Source information:
—————
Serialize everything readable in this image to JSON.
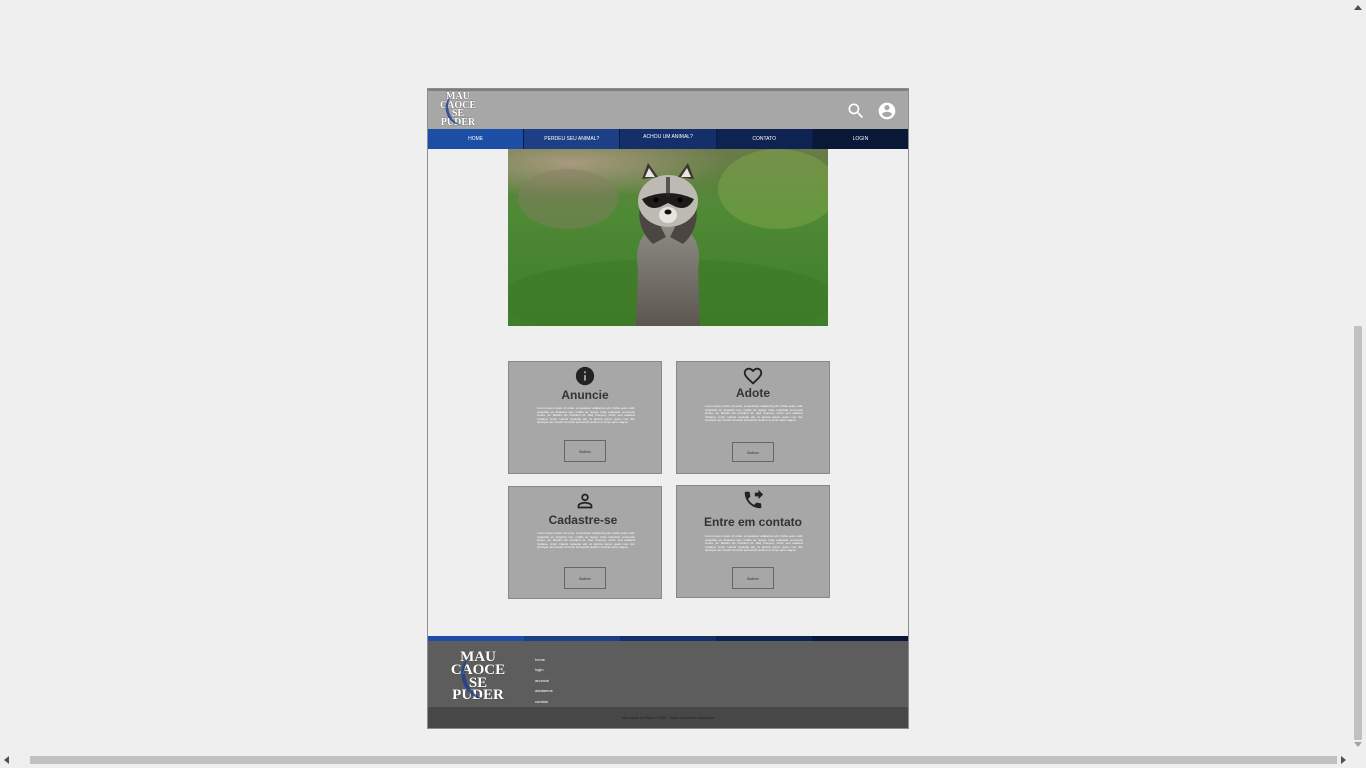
{
  "header": {
    "logo_lines": [
      "MAU",
      "CAOCE",
      "SE",
      "PUDER"
    ],
    "search_icon": "search-icon",
    "account_icon": "account-circle-icon"
  },
  "nav": {
    "items": [
      "HOME",
      "PERDEU SEU ANIMAL?",
      "ACHOU UM ANIMAL?",
      "CONTATO",
      "LOGIN"
    ]
  },
  "hero": {
    "image": "raccoon-photo"
  },
  "cards": [
    {
      "title": "Anuncie",
      "icon": "info-icon",
      "text": "Lorem ipsum dolor sit amet, consectetur adipiscing elit. Nulla quam velit, vulputate eu pharetra nec, mattis ac neque. Duis vulputate commodo lectus, ac blandit elit tincidunt id. Sed rhoncus, tortor sed eleifend tristique, tortor mauris molestie elit, et lacinia ipsum quam nec dui. Quisque nec mauris sit amet elit iaculis pretium sit amet quis magna.",
      "button": "Button"
    },
    {
      "title": "Adote",
      "icon": "heart-icon",
      "text": "Lorem ipsum dolor sit amet, consectetur adipiscing elit. Nulla quam velit, vulputate eu pharetra nec, mattis ac neque. Duis vulputate commodo lectus, ac blandit elit tincidunt id. Sed rhoncus, tortor sed eleifend tristique, tortor mauris molestie elit, et lacinia ipsum quam nec dui. Quisque nec mauris sit amet elit iaculis pretium sit amet quis magna.",
      "button": "Button"
    },
    {
      "title": "Cadastre-se",
      "icon": "person-icon",
      "text": "Lorem ipsum dolor sit amet, consectetur adipiscing elit. Nulla quam velit, vulputate eu pharetra nec, mattis ac neque. Duis vulputate commodo lectus, ac blandit elit tincidunt id. Sed rhoncus, tortor sed eleifend tristique, tortor mauris molestie elit, et lacinia ipsum quam nec dui. Quisque nec mauris sit amet elit iaculis pretium sit amet quis magna.",
      "button": "Button"
    },
    {
      "title": "Entre em contato",
      "icon": "phone-forwarded-icon",
      "text": "Lorem ipsum dolor sit amet, consectetur adipiscing elit. Nulla quam velit, vulputate eu pharetra nec, mattis ac neque. Duis vulputate commodo lectus, ac blandit elit tincidunt id. Sed rhoncus, tortor sed eleifend tristique, tortor mauris molestie elit, et lacinia ipsum quam nec dui. Quisque nec mauris sit amet elit iaculis pretium sit amet quis magna.",
      "button": "Button"
    }
  ],
  "footer": {
    "logo_lines": [
      "MAU",
      "CAOCE",
      "SE",
      "PUDER"
    ],
    "links": [
      "home",
      "login",
      "anuncie",
      "adotamos",
      "contato"
    ],
    "copyright": "Mau caoce se Puder © 2020 - Todos os direitos reservados"
  },
  "colors": {
    "nav_1": "#1c4ea6",
    "nav_2": "#1d3f86",
    "nav_3": "#142f6a",
    "nav_4": "#0e2352",
    "nav_5": "#0a1838",
    "header_bg": "#a7a7a7",
    "footer_bg": "#5d5d5d"
  }
}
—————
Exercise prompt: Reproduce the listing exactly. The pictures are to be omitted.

Response to this task:
Serialize everything readable in this image to JSON.
{
  "header": {
    "logo_lines": [
      "MAU",
      "CAOCE",
      "SE",
      "PUDER"
    ],
    "search_icon": "search-icon",
    "account_icon": "account-circle-icon"
  },
  "nav": {
    "items": [
      "HOME",
      "PERDEU SEU ANIMAL?",
      "ACHOU UM ANIMAL?",
      "CONTATO",
      "LOGIN"
    ]
  },
  "hero": {
    "image": "raccoon-photo"
  },
  "cards": [
    {
      "title": "Anuncie",
      "icon": "info-icon",
      "text": "Lorem ipsum dolor sit amet, consectetur adipiscing elit. Nulla quam velit, vulputate eu pharetra nec, mattis ac neque. Duis vulputate commodo lectus, ac blandit elit tincidunt id. Sed rhoncus, tortor sed eleifend tristique, tortor mauris molestie elit, et lacinia ipsum quam nec dui. Quisque nec mauris sit amet elit iaculis pretium sit amet quis magna.",
      "button": "Button"
    },
    {
      "title": "Adote",
      "icon": "heart-icon",
      "text": "Lorem ipsum dolor sit amet, consectetur adipiscing elit. Nulla quam velit, vulputate eu pharetra nec, mattis ac neque. Duis vulputate commodo lectus, ac blandit elit tincidunt id. Sed rhoncus, tortor sed eleifend tristique, tortor mauris molestie elit, et lacinia ipsum quam nec dui. Quisque nec mauris sit amet elit iaculis pretium sit amet quis magna.",
      "button": "Button"
    },
    {
      "title": "Cadastre-se",
      "icon": "person-icon",
      "text": "Lorem ipsum dolor sit amet, consectetur adipiscing elit. Nulla quam velit, vulputate eu pharetra nec, mattis ac neque. Duis vulputate commodo lectus, ac blandit elit tincidunt id. Sed rhoncus, tortor sed eleifend tristique, tortor mauris molestie elit, et lacinia ipsum quam nec dui. Quisque nec mauris sit amet elit iaculis pretium sit amet quis magna.",
      "button": "Button"
    },
    {
      "title": "Entre em contato",
      "icon": "phone-forwarded-icon",
      "text": "Lorem ipsum dolor sit amet, consectetur adipiscing elit. Nulla quam velit, vulputate eu pharetra nec, mattis ac neque. Duis vulputate commodo lectus, ac blandit elit tincidunt id. Sed rhoncus, tortor sed eleifend tristique, tortor mauris molestie elit, et lacinia ipsum quam nec dui. Quisque nec mauris sit amet elit iaculis pretium sit amet quis magna.",
      "button": "Button"
    }
  ],
  "footer": {
    "logo_lines": [
      "MAU",
      "CAOCE",
      "SE",
      "PUDER"
    ],
    "links": [
      "home",
      "login",
      "anuncie",
      "adotamos",
      "contato"
    ],
    "copyright": "Mau caoce se Puder © 2020 - Todos os direitos reservados"
  },
  "colors": {
    "nav_1": "#1c4ea6",
    "nav_2": "#1d3f86",
    "nav_3": "#142f6a",
    "nav_4": "#0e2352",
    "nav_5": "#0a1838",
    "header_bg": "#a7a7a7",
    "footer_bg": "#5d5d5d"
  }
}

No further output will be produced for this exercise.